Start of PROVIDED RECORDS

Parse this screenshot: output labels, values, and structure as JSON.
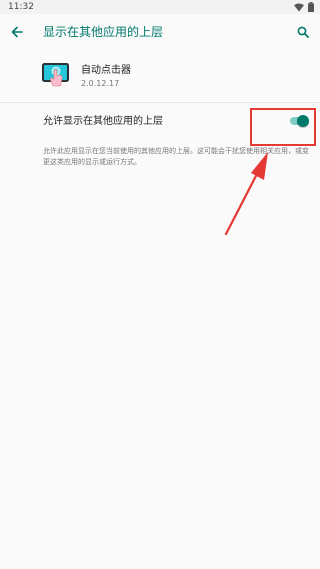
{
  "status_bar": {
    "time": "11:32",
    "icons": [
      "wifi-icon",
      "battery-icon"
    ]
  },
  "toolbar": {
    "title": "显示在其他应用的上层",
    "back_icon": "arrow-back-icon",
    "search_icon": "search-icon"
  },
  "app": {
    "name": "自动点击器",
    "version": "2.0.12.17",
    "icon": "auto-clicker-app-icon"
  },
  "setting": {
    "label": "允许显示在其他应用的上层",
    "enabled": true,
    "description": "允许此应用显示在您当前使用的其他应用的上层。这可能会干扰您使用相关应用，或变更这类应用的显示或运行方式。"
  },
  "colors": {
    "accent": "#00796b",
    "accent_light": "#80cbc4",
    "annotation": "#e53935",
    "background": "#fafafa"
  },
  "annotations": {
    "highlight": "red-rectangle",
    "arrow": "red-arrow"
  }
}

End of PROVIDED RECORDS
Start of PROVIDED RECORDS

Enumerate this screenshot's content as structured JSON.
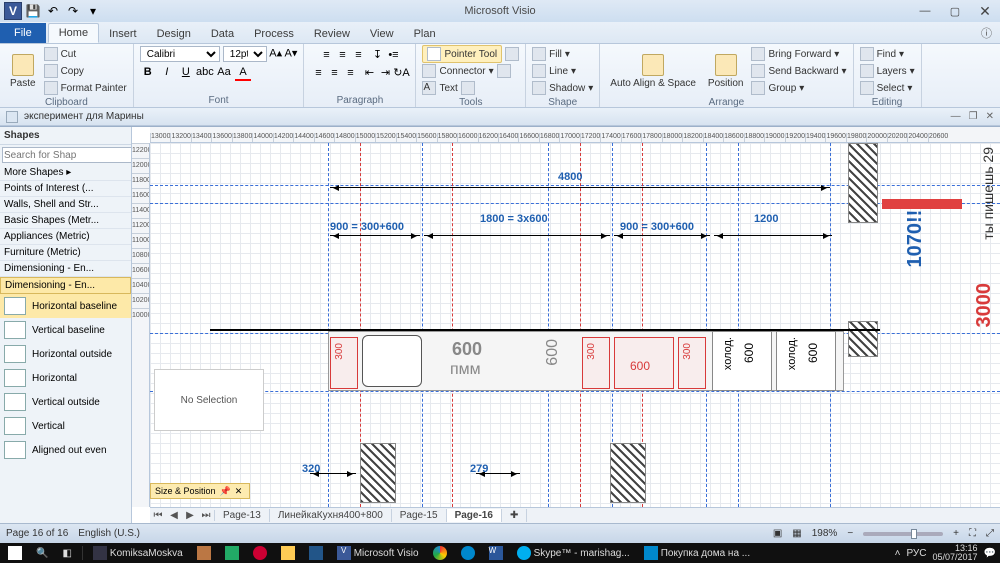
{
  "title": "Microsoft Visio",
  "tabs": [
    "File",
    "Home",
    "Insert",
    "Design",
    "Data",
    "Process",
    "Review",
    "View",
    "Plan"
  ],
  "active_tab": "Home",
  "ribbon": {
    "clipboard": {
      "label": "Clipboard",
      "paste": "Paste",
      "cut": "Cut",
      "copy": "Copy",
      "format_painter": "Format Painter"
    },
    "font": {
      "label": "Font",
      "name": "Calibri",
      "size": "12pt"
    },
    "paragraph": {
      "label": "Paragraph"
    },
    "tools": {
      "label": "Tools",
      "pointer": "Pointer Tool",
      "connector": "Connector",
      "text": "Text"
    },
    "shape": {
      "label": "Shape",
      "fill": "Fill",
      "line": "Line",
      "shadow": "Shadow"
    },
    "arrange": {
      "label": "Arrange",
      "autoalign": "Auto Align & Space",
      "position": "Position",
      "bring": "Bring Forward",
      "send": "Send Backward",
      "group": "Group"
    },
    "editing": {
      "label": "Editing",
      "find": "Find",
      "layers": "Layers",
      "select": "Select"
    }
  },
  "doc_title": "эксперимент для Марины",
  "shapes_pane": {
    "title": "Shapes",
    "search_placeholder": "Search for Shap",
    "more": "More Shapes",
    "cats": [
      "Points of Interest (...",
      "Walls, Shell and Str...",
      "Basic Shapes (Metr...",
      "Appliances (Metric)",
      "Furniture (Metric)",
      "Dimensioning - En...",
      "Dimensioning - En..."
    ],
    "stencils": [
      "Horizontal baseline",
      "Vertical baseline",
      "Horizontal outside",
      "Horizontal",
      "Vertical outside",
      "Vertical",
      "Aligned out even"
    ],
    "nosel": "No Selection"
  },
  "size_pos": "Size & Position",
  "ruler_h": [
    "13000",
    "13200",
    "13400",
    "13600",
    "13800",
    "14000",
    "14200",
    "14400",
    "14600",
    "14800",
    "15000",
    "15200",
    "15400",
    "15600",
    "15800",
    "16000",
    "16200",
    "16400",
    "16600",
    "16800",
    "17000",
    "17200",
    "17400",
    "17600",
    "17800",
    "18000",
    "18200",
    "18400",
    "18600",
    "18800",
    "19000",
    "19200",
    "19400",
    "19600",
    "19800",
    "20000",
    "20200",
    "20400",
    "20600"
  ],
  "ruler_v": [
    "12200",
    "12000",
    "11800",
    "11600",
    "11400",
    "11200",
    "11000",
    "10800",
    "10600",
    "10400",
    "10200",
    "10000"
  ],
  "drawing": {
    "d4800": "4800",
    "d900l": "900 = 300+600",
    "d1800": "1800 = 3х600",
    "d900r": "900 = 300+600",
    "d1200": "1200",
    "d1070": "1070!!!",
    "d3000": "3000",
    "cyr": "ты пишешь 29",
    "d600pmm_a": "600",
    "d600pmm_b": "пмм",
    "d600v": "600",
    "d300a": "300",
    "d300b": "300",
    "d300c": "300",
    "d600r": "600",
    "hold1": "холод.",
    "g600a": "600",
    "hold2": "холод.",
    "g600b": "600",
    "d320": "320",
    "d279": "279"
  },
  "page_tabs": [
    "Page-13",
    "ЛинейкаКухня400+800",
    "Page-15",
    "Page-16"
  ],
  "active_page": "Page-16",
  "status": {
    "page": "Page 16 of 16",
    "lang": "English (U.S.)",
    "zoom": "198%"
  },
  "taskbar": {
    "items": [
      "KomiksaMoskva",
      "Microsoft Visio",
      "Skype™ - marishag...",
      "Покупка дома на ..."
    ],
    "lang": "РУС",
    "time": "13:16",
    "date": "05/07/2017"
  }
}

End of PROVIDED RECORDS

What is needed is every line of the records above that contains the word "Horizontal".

TASK ANSWER =
      "Horizontal baseline",
      "Horizontal outside",
      "Horizontal",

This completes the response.